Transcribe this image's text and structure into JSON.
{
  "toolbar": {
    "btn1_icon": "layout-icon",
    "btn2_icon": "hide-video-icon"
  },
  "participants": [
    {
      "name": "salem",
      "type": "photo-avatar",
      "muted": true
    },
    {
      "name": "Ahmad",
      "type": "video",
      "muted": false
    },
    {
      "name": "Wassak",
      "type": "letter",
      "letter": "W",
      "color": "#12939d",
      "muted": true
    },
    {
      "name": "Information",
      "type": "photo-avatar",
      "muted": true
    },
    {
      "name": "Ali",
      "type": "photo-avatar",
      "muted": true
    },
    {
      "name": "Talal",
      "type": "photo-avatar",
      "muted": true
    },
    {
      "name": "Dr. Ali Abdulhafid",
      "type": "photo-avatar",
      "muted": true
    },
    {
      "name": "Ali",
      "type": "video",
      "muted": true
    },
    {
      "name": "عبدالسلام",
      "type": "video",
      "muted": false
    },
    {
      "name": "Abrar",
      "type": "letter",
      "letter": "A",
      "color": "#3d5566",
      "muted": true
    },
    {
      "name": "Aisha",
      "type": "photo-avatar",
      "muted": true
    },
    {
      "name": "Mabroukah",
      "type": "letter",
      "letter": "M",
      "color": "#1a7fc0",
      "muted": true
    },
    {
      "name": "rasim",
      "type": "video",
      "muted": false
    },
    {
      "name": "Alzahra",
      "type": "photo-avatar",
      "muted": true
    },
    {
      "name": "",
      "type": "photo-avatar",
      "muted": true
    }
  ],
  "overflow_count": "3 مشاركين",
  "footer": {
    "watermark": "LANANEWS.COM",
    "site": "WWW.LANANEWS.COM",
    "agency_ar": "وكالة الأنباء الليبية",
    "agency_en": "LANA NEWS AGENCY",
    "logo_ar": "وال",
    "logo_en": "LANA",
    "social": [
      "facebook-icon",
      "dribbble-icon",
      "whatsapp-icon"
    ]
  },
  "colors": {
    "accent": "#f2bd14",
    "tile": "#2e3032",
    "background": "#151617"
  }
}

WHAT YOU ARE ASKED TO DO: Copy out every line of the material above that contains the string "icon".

RESPONSE TO THIS TASK:
    "btn1_icon": "layout-icon",
    "btn2_icon": "hide-video-icon"
      "facebook-icon",
      "dribbble-icon",
      "whatsapp-icon"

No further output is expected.